[05:58] What’s different with you?
[06:02] The confidence I’ve received from your course has like sky-rocketed! When I first did that emotional test that we do in the beginning, I went really well. I kind of surprised myself, but there were two things that were lacking and one was being assertive. Because being assertive is not cool for a woman and I didn’t grow up in that environment, I had to work on that. Because when being assertive, you don’t have to be, rude or mean. To voice your opinion and set boundaries is powerful.
[06:46] What are your two biggest take-aways?
[06:49] Knowing my boundaries and being assertive without being rude, but speaking my truth, and the other one was finding my purpose, my why. That speaks volumes. I can’t begin to explain how happy I am. So thank you.

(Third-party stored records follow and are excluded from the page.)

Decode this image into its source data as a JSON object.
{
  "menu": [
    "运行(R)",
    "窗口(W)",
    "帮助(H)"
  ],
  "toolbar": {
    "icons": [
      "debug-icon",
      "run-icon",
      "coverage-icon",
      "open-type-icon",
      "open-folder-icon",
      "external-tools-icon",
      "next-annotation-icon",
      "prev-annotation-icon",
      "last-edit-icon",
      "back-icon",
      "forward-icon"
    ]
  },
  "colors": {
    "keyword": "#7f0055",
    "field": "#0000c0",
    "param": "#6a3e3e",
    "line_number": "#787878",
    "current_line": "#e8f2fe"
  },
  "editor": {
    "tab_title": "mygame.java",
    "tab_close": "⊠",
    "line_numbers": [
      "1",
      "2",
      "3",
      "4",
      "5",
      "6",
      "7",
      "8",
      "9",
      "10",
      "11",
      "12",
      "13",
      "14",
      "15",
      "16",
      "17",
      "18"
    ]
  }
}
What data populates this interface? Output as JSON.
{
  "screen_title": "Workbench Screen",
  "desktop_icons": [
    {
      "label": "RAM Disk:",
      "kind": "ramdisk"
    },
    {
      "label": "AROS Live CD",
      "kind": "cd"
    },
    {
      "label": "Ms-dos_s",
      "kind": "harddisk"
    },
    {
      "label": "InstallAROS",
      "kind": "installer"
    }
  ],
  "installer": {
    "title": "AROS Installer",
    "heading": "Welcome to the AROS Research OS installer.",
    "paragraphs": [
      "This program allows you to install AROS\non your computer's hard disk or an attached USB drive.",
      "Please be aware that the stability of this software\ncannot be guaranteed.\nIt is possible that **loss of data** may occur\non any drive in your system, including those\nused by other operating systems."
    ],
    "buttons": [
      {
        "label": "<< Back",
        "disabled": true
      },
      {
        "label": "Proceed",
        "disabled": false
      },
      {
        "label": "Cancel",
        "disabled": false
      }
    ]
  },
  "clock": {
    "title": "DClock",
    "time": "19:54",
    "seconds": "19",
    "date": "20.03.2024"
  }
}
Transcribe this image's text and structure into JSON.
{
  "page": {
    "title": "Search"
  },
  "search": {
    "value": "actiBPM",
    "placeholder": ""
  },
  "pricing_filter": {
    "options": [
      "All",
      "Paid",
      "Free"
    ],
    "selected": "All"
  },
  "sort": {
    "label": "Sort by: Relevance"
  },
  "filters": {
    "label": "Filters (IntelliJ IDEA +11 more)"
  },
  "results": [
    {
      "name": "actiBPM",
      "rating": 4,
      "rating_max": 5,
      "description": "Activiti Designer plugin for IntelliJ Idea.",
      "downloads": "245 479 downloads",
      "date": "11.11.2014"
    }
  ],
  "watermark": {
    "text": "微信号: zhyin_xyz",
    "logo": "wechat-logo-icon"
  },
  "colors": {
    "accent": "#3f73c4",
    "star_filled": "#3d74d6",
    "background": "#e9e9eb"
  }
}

[07:10] How is this program different?
[07:10] It’s really powerful what you’ve written in this course. I’ve done a lot of self development work on myself and I thought I’d knew but obviously I didn’t. It’s really amazing to know your boundaries and be okay with that. It is really great. To have purpose and know who you are. It’s life changing.
[07:40] How has this changed things?
[07:44] I was asked to do drawings for somebody and they didn’t pay me and dragged and dragged and dragged on for two years. During your course and because of your course, I stood up for myself. I researched how much I was worth. I researched copyright, I researched all that information and they paid me. It was incredible. I can’t begin to explain how amazing that felt. To be paid for work I did and to be valued for it, and you know what? I think they appreciated me being businesslike and upfront and saying, this is what I’m worth. These are my boundaries. These are my conditions. This is my copyright. This is how much you owe me, and they are very successful business people and I think they responded to me being this is it
[08:46] What advice do you have for other artists?
[08:48] Trust yourself. Trust yourself. Listen to yourself. Listen to in here (your heart), just get that out of the way and just you know everything up there just confuses you (your head)
[09:02] Should other artists apply to enroll?
[09:03] Trust yourself. Go for it. Do it because you will learn so much about yourself and learning about yourself has a ripple effect. If you know yourself, your purpose, your why, and you know your boundaries, you can safely say yes or no to anything that comes along.
[09:21] MAKING Art Making MONEY
WHERE TO START TO SELL YOUR ART
"Learn The 8-Part Road Map that I used to sell $103,246 of my art during my first year as an unknown artist, without feeling like a sell-out"
- Ann Rea, Artist Mentor